Musings about the importance and impact of art and art education in the 21st century.

Ceramics-Progress is good!

♠ Posted by ArtMuse at 12:25 PM

The last time I had taken a course in ceramics I was about 20 and I had the worst time with it.  There were quite a few students in the class and the friend that I was taking it with and I got little to no instruction on how to throw clay and shape it on the wheel.  Needless to say 2 or 3 absolutely terrible ash-tray's later I had completely lost any interest in ceramics and vowed that it was something that "just wasn't for me".  I dedicated myself to painting and drawing and have since for over a decade...Until now.

 A coworker of mine had casually mentioned that after teaching her 3rd graders a fairly in-depth and lengthy clay unit, that she really wanted to do some ceramics herself.  Spurred on by her comment, I thought to myself, I teach my students all about clay and yet I know little to nothing about it myself, maybe I should give working with clay another try.  And so I enrolled in an adult education beginner ceramics course right around the corner from my job and for the past 5 weeks or so I've been going once a week for 3-4 hours and have been making all kinds of great things.
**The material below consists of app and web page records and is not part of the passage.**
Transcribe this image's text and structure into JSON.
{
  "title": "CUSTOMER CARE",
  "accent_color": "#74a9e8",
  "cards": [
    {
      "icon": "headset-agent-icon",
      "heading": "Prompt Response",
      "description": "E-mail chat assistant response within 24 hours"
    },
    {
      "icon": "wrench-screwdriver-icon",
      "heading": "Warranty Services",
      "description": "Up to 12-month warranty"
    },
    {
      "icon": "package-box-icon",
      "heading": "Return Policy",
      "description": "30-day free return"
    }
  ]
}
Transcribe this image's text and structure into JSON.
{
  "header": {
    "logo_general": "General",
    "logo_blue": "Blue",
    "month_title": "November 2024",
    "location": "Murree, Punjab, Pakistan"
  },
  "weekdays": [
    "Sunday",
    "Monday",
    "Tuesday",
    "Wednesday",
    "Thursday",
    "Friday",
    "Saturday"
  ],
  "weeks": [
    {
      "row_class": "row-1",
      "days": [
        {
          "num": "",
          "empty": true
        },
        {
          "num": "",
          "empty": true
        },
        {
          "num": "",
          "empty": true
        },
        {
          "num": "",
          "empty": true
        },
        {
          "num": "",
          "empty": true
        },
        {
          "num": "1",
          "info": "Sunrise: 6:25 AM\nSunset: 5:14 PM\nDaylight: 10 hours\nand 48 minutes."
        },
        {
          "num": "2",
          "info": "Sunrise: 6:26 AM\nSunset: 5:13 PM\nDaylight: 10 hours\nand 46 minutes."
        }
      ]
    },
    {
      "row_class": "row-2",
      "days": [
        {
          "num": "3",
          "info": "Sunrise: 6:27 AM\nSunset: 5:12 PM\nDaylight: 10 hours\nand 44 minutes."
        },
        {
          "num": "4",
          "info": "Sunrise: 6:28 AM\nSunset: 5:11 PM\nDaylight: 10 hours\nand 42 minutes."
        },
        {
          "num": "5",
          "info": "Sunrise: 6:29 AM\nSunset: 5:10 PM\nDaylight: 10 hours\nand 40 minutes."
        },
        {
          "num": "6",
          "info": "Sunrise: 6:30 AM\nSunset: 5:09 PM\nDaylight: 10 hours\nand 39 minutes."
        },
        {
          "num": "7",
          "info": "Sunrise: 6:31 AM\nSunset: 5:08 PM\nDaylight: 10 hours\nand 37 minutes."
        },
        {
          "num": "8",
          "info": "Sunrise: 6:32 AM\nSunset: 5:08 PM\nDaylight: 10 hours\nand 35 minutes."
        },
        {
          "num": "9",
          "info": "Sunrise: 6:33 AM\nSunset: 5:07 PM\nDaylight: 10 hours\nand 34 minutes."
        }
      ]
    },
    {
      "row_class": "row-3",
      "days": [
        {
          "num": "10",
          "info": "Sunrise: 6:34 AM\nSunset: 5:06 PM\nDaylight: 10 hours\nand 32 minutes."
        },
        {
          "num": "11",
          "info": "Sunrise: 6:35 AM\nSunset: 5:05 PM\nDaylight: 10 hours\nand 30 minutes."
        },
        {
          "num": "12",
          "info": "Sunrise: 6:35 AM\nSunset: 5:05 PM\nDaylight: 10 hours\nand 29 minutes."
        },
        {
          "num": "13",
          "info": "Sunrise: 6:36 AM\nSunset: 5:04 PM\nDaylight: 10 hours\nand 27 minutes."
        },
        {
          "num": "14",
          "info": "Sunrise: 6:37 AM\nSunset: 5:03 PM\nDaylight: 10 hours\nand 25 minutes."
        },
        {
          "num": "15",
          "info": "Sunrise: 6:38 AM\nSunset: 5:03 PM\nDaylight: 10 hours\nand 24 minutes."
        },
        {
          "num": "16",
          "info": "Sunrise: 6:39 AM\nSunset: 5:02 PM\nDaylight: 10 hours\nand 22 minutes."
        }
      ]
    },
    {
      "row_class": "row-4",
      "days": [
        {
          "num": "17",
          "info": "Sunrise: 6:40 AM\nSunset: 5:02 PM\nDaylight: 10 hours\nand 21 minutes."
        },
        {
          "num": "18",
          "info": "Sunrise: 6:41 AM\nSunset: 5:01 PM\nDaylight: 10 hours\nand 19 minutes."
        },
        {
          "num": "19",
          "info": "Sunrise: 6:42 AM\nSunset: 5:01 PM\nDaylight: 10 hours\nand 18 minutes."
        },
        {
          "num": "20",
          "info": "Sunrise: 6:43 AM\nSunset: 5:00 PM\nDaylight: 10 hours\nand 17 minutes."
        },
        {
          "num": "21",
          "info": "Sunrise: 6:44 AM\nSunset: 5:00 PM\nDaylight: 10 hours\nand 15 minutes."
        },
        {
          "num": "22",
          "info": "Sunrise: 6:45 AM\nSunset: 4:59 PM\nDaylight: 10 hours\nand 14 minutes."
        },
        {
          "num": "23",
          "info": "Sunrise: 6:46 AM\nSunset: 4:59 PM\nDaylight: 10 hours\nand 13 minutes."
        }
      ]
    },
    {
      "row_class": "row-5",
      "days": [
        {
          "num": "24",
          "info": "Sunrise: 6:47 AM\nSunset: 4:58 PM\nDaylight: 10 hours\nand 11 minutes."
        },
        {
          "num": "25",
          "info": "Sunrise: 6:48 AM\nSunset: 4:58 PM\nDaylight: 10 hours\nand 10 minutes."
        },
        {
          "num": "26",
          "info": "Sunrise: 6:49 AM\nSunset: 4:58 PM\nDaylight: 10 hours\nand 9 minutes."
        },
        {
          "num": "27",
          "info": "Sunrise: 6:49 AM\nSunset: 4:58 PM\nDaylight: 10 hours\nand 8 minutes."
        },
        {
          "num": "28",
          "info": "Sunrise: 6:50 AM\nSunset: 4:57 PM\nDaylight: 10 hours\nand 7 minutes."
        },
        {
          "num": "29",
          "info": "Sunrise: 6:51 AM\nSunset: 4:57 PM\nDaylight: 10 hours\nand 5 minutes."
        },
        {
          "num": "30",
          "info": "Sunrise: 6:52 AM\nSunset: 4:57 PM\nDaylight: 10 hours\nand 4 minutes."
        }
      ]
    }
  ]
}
I spend so much of my time figuring out ways to teach other people that I never stop  and take time to be a student myself.   I'm proud of myself for taking a class in something I always professed I had no interest in based on one silly bad experience and find that not only don't I dislike it, but that I actually really enjoy it, and although my first batch of thrown clay bowls are uneven, shaky, and well, tiny, I am proud nonetheless that I am progressing and most importantly learning!

Just as an fyi we use high fire white, brown, or red clay and I used Amaco high fire glazes.  The cup on the right is Amaco underglaze on bisque-ware.with 1 coat of clear gloss glaze over it.    


Good for you! I had a similar experience during my first wheel class in college. We couldn't save anything until we showed that we could throw a 6" cylinder that was the right thickness when cut in half. I spent almost the entire semester trying to get that cylinder. But then one day, it just clicked - I finally figured out how to use my body to keep it centered. After that, I wasa real fan of working on the wheel, although there were definitely days when it just didn't work. I took it to mean that I wasn't centered myself, and I just tried again another day. I wish I had a wheel at my house, but I'm such a messy potter, it's best for me to just continue to take classes at facilities. Keep it up!

Thanks so much for sharing your experience and for the support! There's something very organic about ceramics, who knew I'd like it so much!!